━━━━━ EXCERPTED DATA ━━━━━

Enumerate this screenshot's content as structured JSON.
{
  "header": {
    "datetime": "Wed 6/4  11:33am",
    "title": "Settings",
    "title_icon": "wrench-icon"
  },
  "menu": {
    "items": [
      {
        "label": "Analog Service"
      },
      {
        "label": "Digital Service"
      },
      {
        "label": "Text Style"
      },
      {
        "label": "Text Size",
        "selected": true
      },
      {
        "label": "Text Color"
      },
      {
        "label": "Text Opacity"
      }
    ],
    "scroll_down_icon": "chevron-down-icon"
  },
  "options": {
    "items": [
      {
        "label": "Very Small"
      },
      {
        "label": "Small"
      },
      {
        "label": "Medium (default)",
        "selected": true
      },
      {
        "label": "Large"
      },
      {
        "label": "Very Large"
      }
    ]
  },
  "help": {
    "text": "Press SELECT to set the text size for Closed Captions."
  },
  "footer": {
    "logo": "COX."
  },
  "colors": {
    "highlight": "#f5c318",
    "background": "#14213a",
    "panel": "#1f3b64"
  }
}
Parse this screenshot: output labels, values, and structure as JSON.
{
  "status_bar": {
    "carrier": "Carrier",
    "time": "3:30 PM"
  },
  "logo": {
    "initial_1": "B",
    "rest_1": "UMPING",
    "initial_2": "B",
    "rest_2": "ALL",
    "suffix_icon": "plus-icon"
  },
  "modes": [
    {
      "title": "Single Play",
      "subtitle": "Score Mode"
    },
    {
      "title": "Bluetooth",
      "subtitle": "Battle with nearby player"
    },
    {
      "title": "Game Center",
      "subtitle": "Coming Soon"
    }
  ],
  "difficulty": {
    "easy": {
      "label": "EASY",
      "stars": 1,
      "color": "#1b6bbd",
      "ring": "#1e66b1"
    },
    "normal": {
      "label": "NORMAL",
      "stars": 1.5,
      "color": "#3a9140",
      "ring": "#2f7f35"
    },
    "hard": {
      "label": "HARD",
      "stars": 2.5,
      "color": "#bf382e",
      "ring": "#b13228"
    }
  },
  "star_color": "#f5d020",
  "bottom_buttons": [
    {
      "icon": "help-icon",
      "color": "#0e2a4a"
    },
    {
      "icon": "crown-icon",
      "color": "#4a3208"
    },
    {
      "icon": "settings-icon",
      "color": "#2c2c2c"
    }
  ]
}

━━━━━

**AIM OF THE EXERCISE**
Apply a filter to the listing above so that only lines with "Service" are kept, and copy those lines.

**TASK ANSWER**
        "label": "Analog Service"
        "label": "Digital Service"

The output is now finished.